Work item. Count the lines in the data below holding the string "representation" and write the total by itself.

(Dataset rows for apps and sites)
━━━

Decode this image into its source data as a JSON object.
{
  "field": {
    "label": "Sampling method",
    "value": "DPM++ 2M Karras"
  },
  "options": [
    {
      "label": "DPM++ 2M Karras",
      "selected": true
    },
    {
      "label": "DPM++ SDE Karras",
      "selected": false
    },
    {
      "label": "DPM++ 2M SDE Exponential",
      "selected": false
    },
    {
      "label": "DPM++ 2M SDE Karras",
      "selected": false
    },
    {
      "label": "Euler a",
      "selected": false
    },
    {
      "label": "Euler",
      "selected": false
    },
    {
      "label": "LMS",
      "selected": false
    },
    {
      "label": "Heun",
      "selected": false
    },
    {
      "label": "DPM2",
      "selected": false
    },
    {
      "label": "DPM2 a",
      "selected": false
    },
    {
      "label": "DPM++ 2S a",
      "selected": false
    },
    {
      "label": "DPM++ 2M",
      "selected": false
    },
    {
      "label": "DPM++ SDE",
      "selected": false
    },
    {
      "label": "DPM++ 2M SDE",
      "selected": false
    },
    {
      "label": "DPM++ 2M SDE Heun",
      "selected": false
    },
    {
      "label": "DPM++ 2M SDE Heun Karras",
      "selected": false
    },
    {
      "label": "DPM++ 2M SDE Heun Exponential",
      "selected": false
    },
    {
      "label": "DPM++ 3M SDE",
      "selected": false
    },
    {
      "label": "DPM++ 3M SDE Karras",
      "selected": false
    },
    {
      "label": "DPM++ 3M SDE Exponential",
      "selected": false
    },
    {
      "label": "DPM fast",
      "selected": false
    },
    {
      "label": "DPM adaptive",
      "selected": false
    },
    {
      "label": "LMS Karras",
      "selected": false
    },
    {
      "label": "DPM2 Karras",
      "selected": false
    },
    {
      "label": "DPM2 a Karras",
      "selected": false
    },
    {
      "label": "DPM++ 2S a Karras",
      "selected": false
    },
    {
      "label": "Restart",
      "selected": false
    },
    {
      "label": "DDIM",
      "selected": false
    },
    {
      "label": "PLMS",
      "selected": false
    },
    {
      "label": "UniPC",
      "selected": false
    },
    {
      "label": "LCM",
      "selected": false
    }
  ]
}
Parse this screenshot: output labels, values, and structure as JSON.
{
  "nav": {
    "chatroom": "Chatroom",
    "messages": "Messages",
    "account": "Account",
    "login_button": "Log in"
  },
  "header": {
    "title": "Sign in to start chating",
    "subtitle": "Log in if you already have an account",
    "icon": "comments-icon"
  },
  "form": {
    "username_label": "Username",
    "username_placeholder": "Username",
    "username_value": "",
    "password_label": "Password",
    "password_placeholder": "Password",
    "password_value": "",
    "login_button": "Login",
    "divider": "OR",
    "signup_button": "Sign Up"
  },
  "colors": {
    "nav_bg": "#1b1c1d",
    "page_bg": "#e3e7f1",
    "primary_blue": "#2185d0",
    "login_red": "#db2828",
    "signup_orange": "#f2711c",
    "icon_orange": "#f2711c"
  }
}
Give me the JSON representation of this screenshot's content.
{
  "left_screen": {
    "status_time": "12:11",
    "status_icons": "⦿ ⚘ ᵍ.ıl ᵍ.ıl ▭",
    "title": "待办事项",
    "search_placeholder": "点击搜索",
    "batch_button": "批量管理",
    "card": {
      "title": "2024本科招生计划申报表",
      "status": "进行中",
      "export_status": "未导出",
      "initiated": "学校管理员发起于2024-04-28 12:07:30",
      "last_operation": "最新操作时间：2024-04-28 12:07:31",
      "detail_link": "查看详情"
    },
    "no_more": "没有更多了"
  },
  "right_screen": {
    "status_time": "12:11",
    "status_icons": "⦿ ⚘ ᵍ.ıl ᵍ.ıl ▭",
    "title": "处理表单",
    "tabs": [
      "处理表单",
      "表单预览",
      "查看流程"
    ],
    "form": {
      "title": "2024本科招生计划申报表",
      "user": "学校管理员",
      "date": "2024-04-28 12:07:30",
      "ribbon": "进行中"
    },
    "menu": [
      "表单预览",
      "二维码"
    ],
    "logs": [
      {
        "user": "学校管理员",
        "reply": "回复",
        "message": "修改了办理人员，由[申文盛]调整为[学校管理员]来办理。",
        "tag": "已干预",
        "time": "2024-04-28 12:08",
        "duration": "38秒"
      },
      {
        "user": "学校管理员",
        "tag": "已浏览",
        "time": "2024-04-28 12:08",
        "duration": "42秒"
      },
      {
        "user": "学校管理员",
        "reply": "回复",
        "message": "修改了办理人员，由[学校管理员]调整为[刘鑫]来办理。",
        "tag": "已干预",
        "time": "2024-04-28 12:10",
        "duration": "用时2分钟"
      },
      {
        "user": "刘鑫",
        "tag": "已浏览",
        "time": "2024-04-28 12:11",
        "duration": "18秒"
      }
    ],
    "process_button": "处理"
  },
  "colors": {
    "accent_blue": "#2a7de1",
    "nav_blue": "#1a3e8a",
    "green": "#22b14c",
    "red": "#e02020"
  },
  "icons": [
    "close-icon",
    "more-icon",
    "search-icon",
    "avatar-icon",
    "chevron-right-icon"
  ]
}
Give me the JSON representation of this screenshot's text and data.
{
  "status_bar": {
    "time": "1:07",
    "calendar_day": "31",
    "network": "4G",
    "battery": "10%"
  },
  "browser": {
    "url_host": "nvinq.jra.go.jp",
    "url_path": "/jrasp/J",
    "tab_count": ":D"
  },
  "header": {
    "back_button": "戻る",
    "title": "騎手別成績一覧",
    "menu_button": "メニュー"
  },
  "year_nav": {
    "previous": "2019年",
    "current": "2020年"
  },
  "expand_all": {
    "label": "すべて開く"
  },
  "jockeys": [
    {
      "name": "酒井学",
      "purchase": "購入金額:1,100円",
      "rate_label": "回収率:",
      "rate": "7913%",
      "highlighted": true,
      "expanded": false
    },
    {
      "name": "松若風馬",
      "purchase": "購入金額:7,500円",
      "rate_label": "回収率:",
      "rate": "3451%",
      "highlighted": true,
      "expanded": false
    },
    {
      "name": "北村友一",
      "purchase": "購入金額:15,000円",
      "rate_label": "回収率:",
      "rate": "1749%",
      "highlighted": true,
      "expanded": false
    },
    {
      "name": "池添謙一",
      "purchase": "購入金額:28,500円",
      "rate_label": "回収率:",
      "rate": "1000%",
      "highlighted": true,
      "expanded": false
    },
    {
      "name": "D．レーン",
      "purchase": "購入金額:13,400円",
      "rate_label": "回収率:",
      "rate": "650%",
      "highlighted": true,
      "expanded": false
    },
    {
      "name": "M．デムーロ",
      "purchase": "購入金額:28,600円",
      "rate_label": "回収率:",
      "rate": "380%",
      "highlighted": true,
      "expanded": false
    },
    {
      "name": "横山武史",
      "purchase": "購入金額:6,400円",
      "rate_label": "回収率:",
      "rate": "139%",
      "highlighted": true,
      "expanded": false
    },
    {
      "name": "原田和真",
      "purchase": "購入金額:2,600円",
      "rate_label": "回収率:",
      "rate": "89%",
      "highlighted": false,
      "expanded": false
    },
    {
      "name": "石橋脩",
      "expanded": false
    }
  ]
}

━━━

Task response. 2